◆ **SUPPLIED DATA**:
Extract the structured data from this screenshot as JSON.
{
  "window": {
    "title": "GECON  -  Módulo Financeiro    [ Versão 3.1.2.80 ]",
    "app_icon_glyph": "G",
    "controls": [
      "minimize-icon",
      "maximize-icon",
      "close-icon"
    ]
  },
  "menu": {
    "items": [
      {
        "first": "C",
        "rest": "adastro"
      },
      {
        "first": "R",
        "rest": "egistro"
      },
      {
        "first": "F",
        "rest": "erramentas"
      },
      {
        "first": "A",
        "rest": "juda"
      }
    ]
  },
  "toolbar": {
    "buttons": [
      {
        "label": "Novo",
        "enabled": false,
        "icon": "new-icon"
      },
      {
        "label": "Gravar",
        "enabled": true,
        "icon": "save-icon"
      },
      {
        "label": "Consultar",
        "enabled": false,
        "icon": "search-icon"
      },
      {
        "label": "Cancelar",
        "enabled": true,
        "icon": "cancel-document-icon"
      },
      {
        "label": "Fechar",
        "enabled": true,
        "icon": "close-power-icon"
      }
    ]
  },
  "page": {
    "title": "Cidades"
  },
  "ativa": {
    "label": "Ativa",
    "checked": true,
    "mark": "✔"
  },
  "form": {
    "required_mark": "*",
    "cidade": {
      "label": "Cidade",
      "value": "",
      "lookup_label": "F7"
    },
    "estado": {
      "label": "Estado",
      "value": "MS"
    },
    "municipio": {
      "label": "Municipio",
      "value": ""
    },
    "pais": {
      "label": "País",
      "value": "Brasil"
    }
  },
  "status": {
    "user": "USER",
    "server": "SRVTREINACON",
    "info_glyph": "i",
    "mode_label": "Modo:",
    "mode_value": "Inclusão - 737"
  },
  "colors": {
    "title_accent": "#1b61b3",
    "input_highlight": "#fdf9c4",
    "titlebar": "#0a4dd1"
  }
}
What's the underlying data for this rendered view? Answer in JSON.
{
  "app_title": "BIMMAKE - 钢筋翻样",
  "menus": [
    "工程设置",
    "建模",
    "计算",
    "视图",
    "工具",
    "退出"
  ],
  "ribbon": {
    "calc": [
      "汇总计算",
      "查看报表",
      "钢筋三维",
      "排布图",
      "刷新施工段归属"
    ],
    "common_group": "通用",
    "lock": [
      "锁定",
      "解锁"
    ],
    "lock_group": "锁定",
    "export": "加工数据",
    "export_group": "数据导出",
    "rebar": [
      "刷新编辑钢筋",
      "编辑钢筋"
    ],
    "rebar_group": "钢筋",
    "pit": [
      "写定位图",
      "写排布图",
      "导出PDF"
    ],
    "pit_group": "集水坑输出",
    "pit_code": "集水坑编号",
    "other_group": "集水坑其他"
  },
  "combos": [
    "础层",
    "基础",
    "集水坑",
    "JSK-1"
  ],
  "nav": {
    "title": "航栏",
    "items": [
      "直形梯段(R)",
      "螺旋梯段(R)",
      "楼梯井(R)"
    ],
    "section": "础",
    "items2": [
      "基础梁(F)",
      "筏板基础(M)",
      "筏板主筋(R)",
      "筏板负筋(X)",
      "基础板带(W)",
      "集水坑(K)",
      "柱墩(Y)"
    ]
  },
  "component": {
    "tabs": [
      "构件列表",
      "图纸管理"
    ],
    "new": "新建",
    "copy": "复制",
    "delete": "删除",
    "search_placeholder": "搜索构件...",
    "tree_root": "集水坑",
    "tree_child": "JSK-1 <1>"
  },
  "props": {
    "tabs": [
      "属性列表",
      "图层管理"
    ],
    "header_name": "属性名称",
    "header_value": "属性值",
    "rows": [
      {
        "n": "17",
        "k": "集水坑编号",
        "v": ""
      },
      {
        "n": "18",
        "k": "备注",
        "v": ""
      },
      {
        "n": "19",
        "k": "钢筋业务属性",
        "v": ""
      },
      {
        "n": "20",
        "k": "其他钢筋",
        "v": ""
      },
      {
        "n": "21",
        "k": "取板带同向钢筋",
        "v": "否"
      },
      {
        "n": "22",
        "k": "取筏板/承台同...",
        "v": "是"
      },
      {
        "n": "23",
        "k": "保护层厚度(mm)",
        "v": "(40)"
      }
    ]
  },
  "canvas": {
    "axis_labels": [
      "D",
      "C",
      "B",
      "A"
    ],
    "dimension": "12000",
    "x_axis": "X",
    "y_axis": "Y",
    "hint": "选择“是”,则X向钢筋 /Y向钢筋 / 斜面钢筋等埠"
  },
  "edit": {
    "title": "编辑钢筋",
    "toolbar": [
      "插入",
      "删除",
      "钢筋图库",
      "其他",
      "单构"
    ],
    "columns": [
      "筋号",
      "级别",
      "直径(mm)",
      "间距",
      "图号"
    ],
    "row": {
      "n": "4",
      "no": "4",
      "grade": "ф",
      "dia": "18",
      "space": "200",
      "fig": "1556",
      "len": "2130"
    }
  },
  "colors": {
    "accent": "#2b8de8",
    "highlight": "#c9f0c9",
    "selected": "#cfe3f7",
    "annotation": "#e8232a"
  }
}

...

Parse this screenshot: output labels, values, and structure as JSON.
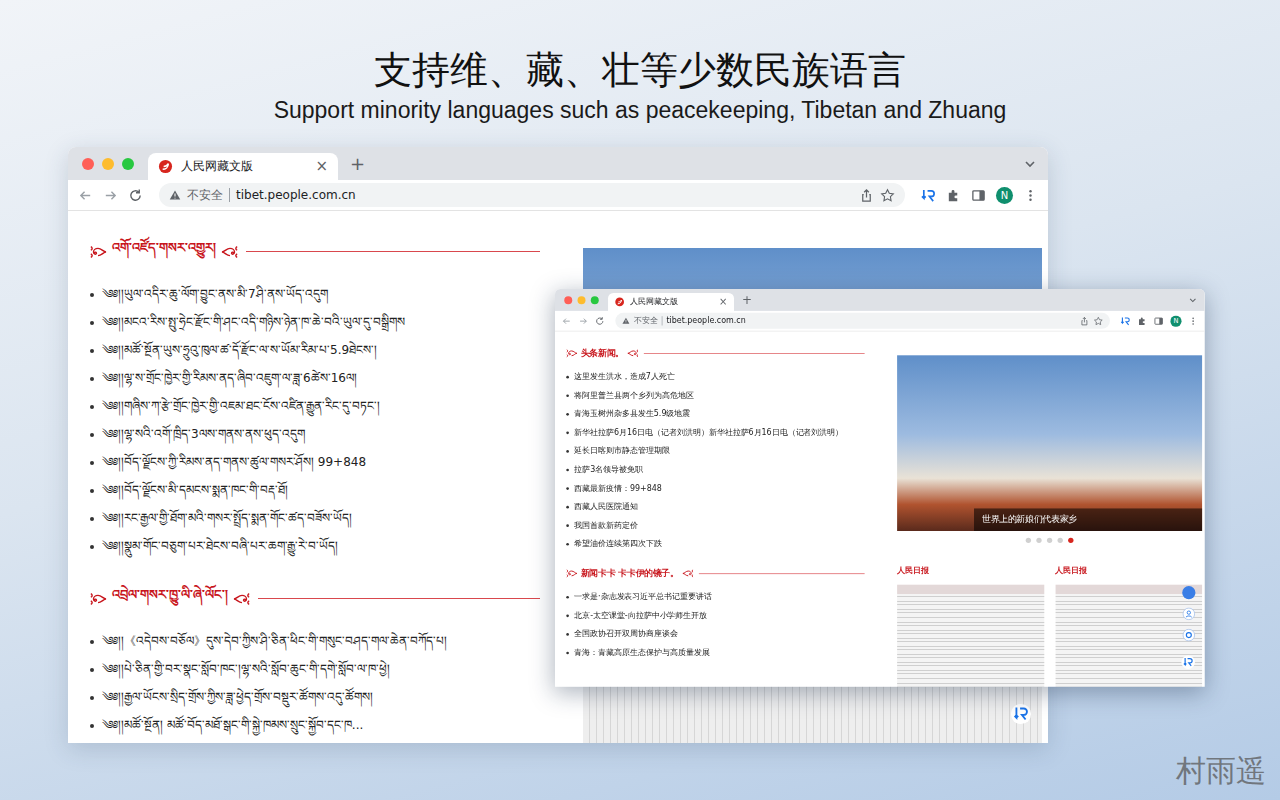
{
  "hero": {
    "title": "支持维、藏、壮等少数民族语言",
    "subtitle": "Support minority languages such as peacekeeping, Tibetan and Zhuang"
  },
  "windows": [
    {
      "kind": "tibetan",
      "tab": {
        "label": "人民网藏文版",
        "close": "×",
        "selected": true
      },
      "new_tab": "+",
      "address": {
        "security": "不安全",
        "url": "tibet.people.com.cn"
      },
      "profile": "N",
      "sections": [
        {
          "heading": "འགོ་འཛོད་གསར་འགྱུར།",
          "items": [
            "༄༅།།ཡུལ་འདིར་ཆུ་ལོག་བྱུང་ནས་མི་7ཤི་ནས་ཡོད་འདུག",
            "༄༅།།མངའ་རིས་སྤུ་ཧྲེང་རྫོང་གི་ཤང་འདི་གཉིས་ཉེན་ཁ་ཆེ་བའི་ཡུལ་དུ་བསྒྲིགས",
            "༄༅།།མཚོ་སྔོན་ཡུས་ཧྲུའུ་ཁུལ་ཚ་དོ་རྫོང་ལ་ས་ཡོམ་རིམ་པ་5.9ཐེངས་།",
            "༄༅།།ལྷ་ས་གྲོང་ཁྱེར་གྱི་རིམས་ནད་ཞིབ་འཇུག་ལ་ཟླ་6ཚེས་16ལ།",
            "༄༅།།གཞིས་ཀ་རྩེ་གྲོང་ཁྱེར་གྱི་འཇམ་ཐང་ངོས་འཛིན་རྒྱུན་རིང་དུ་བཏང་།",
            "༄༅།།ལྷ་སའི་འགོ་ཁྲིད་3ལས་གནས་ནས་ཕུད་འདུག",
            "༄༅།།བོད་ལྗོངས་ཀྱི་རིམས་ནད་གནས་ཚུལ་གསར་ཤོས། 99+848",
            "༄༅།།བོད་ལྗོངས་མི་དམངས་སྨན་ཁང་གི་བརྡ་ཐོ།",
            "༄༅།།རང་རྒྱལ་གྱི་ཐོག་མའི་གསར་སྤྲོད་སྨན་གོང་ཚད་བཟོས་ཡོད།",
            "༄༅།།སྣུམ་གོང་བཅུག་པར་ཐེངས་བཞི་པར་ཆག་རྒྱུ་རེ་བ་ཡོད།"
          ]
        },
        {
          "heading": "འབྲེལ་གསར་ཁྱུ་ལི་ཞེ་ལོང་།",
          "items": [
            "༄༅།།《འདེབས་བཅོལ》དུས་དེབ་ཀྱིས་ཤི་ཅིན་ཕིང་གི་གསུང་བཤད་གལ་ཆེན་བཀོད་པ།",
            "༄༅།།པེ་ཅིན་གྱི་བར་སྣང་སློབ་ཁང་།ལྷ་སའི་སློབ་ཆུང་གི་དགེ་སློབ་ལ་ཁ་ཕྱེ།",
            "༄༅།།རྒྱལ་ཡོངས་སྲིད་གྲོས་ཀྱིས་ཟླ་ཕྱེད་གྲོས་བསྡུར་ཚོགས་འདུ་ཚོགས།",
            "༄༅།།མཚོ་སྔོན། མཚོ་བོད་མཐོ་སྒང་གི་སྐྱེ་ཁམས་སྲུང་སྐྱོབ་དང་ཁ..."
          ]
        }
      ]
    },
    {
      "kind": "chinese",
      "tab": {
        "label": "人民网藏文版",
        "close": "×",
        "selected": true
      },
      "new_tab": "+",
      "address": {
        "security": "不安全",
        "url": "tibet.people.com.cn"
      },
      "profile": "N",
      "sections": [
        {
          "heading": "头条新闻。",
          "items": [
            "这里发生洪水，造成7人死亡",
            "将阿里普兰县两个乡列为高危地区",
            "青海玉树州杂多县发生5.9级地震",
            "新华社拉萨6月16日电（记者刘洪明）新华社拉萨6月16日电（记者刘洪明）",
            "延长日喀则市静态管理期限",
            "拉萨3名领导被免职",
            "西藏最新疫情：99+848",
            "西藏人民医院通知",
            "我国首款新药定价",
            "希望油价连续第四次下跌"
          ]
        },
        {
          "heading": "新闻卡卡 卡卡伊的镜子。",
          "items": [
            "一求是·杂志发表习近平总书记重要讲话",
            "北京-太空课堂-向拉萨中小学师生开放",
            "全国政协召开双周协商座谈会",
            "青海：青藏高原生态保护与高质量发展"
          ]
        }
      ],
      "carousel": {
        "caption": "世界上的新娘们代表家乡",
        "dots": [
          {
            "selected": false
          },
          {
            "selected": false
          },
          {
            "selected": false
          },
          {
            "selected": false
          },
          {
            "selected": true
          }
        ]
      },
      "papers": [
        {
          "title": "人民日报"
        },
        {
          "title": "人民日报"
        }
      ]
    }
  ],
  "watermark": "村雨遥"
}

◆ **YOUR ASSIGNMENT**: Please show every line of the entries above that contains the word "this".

◆ **TASK OUTPUT**:
Extract the structured data from this screenshot as JSON.
What's the underlying data for this rendered view? Answer in JSON.
Parse this screenshot: output labels, values, and structure as JSON.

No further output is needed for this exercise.